No Service

Occasionally, you see a sign in a restaurant or store window that reminds you of gentler times in America: “No Shoes. No Shirt. No Service.”

Such a statement of principle always struck me as reasonable. I find feet to be mankind’s least appealing appendages, and even less so when they’re dirty.

As for shirts, virtually everyone who goes topless in public has made a horrific style decision and deserves, at the very least, not to be served lunch or dinner. Mandatory shirt-wearing seems a small price to pay to protect cleanliness, public decency and the psyches of small children.

Of course, that was then in America. Now, there’s so much more to worry about.

Like political affiliation. The Red Hen restaurant in Lexington, Virginia, made national headlines last week when its owner, Stephanie Wilkinson, refused to serve White House Press Secretary Sarah Huckabee Sanders and her family.

Wilkinson told the Washington Post, “I have a business, and I want the business to thrive. (But) this feels like the moment in our democracy when people have to make uncomfortable actions and decisions to uphold their morals.”

Right. Because refusing to serve a cheeseboard to President Trump’s spokeswoman ranks beside Rosa Parks’ refusal to move to the back of the bus in 1955 Alabama.

The Red Hen story came a couple weeks after the U.S. Supreme Court ruled in the case of Colorado baker Jack Phillips, who refused to bake a wedding cake for a gay couple. Phillips, a Christian who owns the Masterpiece Cakeshop, told Charlie Craig and David Mullins that gay marriage violated his religious beliefs.

The couple bought a wedding cake elsewhere, then complained to the Colorado Civil Rights Commission. That commission’s poor handling of the case formed the basis of a narrow Supreme Court decision that gave baker Phillips a victory – after six years of litigation.

Which brings us to the local story of Nicole Arteaga and her treatment at the hands of a Peoria Walgreens pharmacist.

Arteaga, informed by her doctor that her pregnancy would inevitably end in miscarriage, went to Walgreens on June 21st with a prescription for a pill to terminate her pregnancy.

Instead, she got a speech from the pharmacist, who explained Arizona’s “conscience clause” for medical professionals – a law that, among other protections, allows pharmacists to refuse to fill a prescription meant to terminate or prevent a pregnancy.

According to Walgreens, company policy “allows pharmacists to step away from filling a prescription for which they have a moral objection. At the same time, they are also required to refer the prescription to another pharmacist or manager on duty to meet the patient’s needs in a timely manner.”
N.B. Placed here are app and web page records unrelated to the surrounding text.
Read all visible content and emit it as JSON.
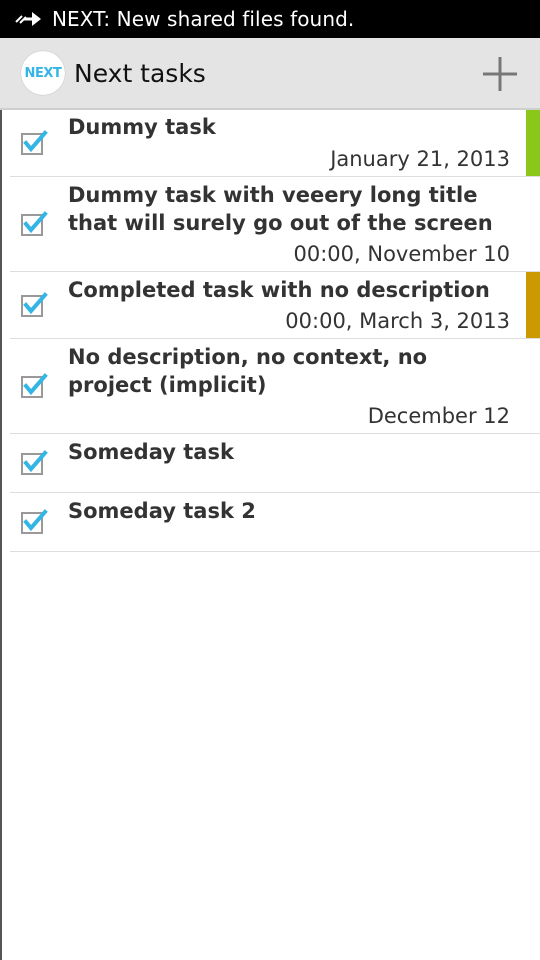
{
  "status_bar": {
    "notification_icon": "forward-arrow-icon",
    "text": "NEXT: New shared files found."
  },
  "action_bar": {
    "logo_text": "NEXT",
    "title": "Next tasks",
    "add_icon": "plus-icon"
  },
  "tasks": [
    {
      "title": "Dummy task",
      "date": "January 21, 2013",
      "checked": true,
      "context_color": "#8ac71a"
    },
    {
      "title": "Dummy task with veeery long title that will surely go out of the screen",
      "date": "00:00, November 10",
      "checked": true,
      "context_color": ""
    },
    {
      "title": "Completed task with no description",
      "date": "00:00, March 3, 2013",
      "checked": true,
      "context_color": "#cc9900"
    },
    {
      "title": "No description, no context, no project (implicit)",
      "date": "December 12",
      "checked": true,
      "context_color": ""
    },
    {
      "title": "Someday task",
      "date": "",
      "checked": true,
      "context_color": ""
    },
    {
      "title": "Someday task 2",
      "date": "",
      "checked": true,
      "context_color": ""
    }
  ],
  "colors": {
    "check_accent": "#33b5e5",
    "action_bar_bg": "#e4e4e4"
  }
}
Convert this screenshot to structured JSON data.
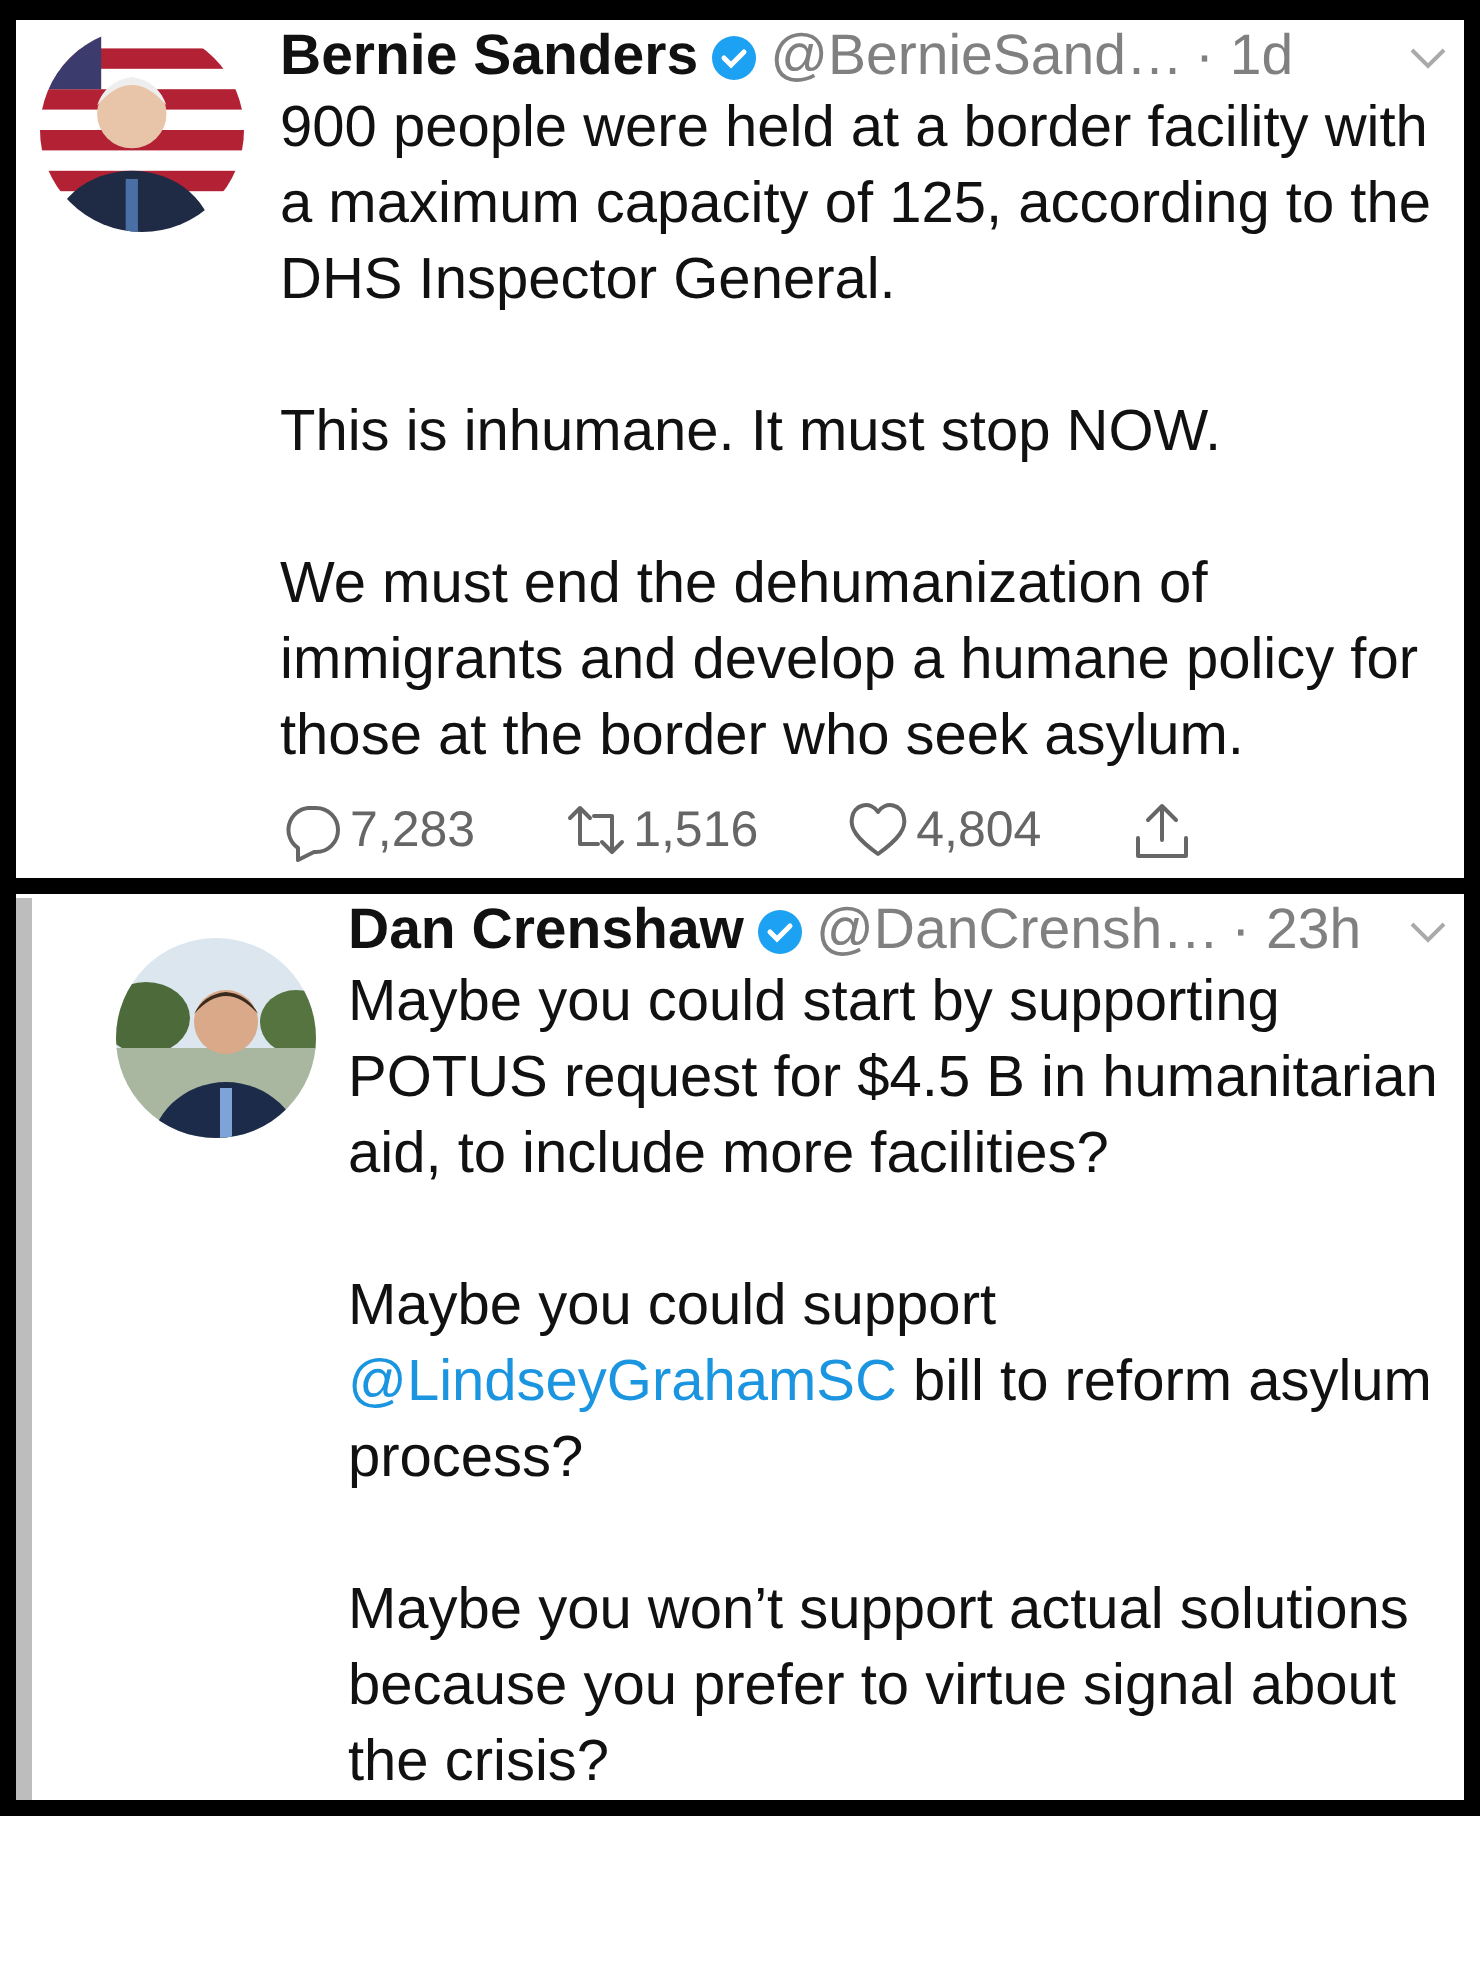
{
  "tweets": [
    {
      "name": "Bernie Sanders",
      "verified": true,
      "handle": "@BernieSand…",
      "time": "· 1d",
      "kind": "original",
      "paragraphs": [
        [
          {
            "kind": "text",
            "text": "900 people were held at a border facility with a maximum capacity of 125, according to the DHS Inspector General."
          }
        ],
        [
          {
            "kind": "text",
            "text": "This is inhumane. It must stop NOW."
          }
        ],
        [
          {
            "kind": "text",
            "text": "We must end the dehumanization of immigrants and develop a humane policy for those at the border who seek asylum."
          }
        ]
      ],
      "actions": [
        {
          "kind": "reply",
          "count": "7,283"
        },
        {
          "kind": "retweet",
          "count": "1,516"
        },
        {
          "kind": "like",
          "count": "4,804"
        },
        {
          "kind": "share"
        }
      ]
    },
    {
      "name": "Dan Crenshaw",
      "verified": true,
      "handle": "@DanCrensh…",
      "time": "· 23h",
      "kind": "reply",
      "paragraphs": [
        [
          {
            "kind": "text",
            "text": "Maybe you could start by supporting POTUS request for $4.5 B in humanitarian aid, to include more facilities?"
          }
        ],
        [
          {
            "kind": "text",
            "text": "Maybe you could support "
          },
          {
            "kind": "mention",
            "text": "@LindseyGrahamSC"
          },
          {
            "kind": "text",
            "text": " bill to reform asylum process?"
          }
        ],
        [
          {
            "kind": "text",
            "text": "Maybe you won’t support actual solutions because you prefer to virtue signal about the crisis?"
          }
        ]
      ]
    }
  ]
}
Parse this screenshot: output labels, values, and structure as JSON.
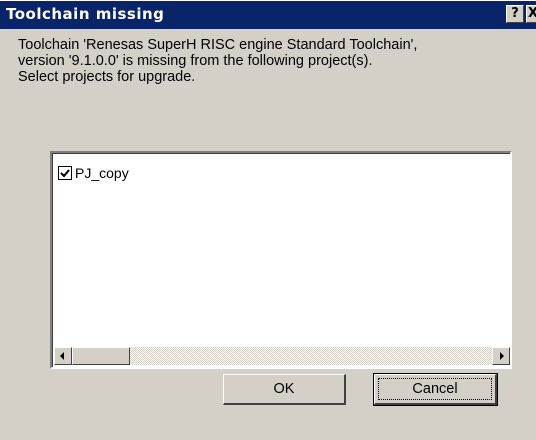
{
  "window": {
    "title": "Toolchain missing",
    "help_label": "?",
    "close_label": "X"
  },
  "message": {
    "line1": "Toolchain 'Renesas SuperH RISC engine Standard Toolchain',",
    "line2": "version '9.1.0.0' is missing from the following project(s).",
    "line3": "Select projects for upgrade."
  },
  "projects": {
    "items": [
      {
        "label": "PJ_copy",
        "checked": true
      }
    ]
  },
  "buttons": {
    "ok_label": "OK",
    "cancel_label": "Cancel"
  },
  "colors": {
    "titlebar": "#0a246a",
    "dialog_bg": "#d4d0c8"
  }
}
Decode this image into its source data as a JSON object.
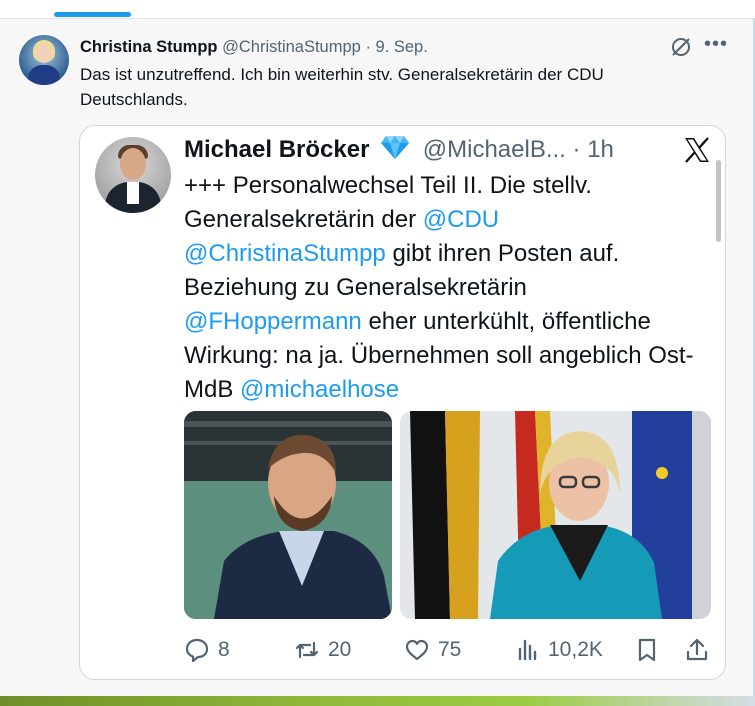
{
  "post": {
    "author_name": "Christina Stumpp",
    "author_handle": "@ChristinaStumpp",
    "separator": "·",
    "date": "9. Sep.",
    "text": "Das ist unzutreffend. Ich bin weiterhin stv. Generalsekretärin der CDU Deutschlands."
  },
  "quoted": {
    "author_name": "Michael Bröcker",
    "author_handle": "@MichaelB...",
    "separator": "·",
    "time": "1h",
    "text_parts": [
      "+++ Personalwechsel Teil II. Die stellv. Generalsekretärin der ",
      "@CDU",
      " ",
      "@ChristinaStumpp",
      " gibt ihren Posten auf. Beziehung zu Generalsekretärin ",
      "@FHoppermann",
      " eher unterkühlt, öffentliche Wirkung: na ja. Übernehmen soll angeblich Ost-MdB ",
      "@michaelhose"
    ],
    "actions": {
      "replies": "8",
      "reposts": "20",
      "likes": "75",
      "views": "10,2K"
    }
  },
  "colors": {
    "accent": "#1d9bf0",
    "text": "#0f1419",
    "muted": "#536471"
  },
  "icons": [
    "grok-icon",
    "more-icon",
    "verified-icon",
    "x-logo-icon",
    "reply-icon",
    "repost-icon",
    "like-icon",
    "views-icon",
    "bookmark-icon",
    "share-icon"
  ]
}
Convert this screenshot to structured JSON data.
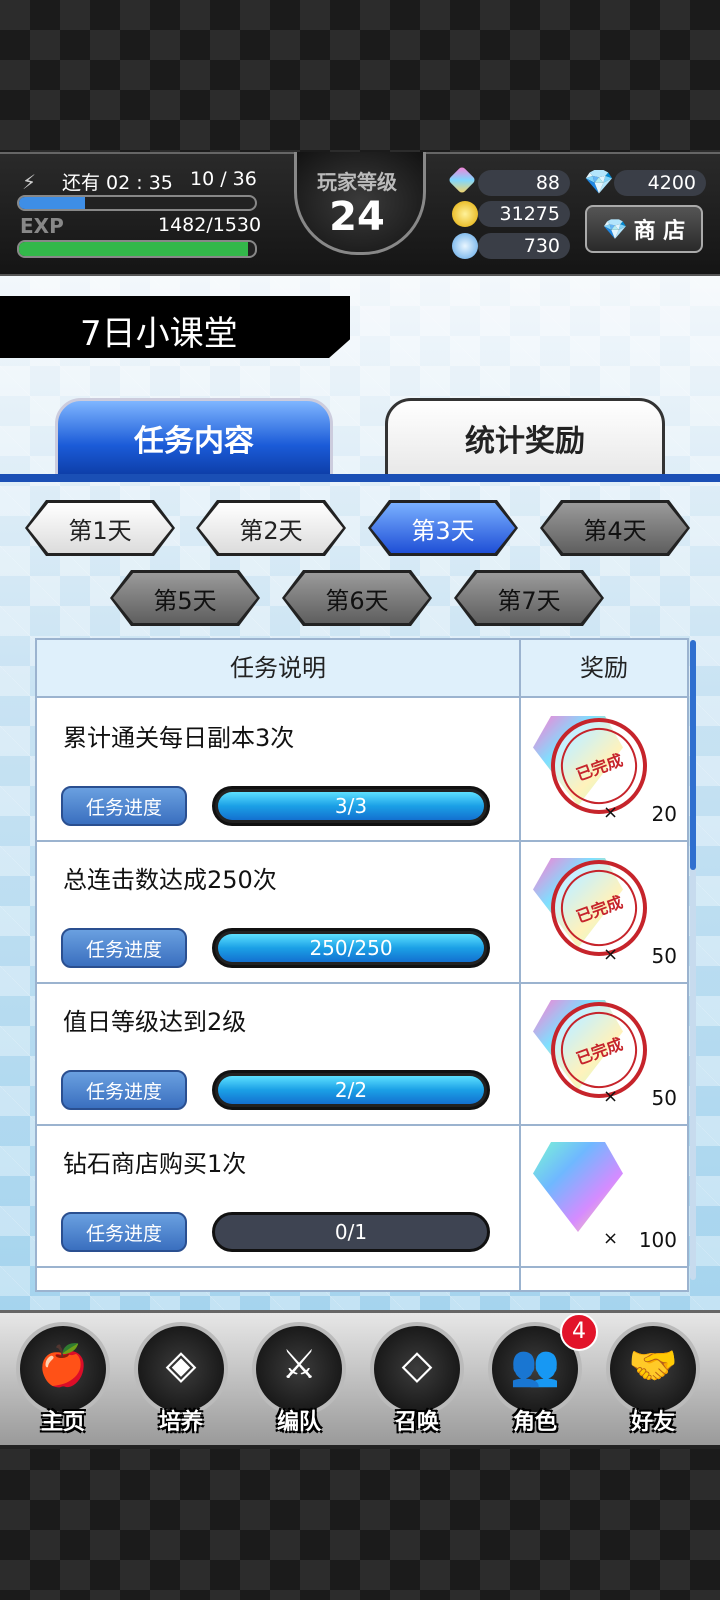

Arteaga says she was sent across town and didn’t get her prescription filled until 24 hours later. Her complaint to the Arizona State Board of Pharmacy in under investigation. Walgreens is also reviewing what happened.

What do all three stories have in common?

The belief that obedience to personal morality justifies discriminatory behavior. Imagine an America where every business, every business owner and every employee put their own moral or religious code before everyone else’s right to equal treatment.

 Where would it end? Democrat restaurants and Republican restaurants? Dick’s Sporting Goods employees who refuse to ring up football gear because they abhor violence? A Jewish baker who refuses to sell challah to anyone who worships Allah?

Or we could go the other way and embrace allowing everyone to serve only those with whom they agree. Our problem then would be finding a window big enough for the sign:

No Shoes. No Shirt. No Appropriate Political Beliefs. No Straight Marriage. No Pro-Life Prescription. No Service.

 David Leibowitz has called the Valley home since 1995. Contact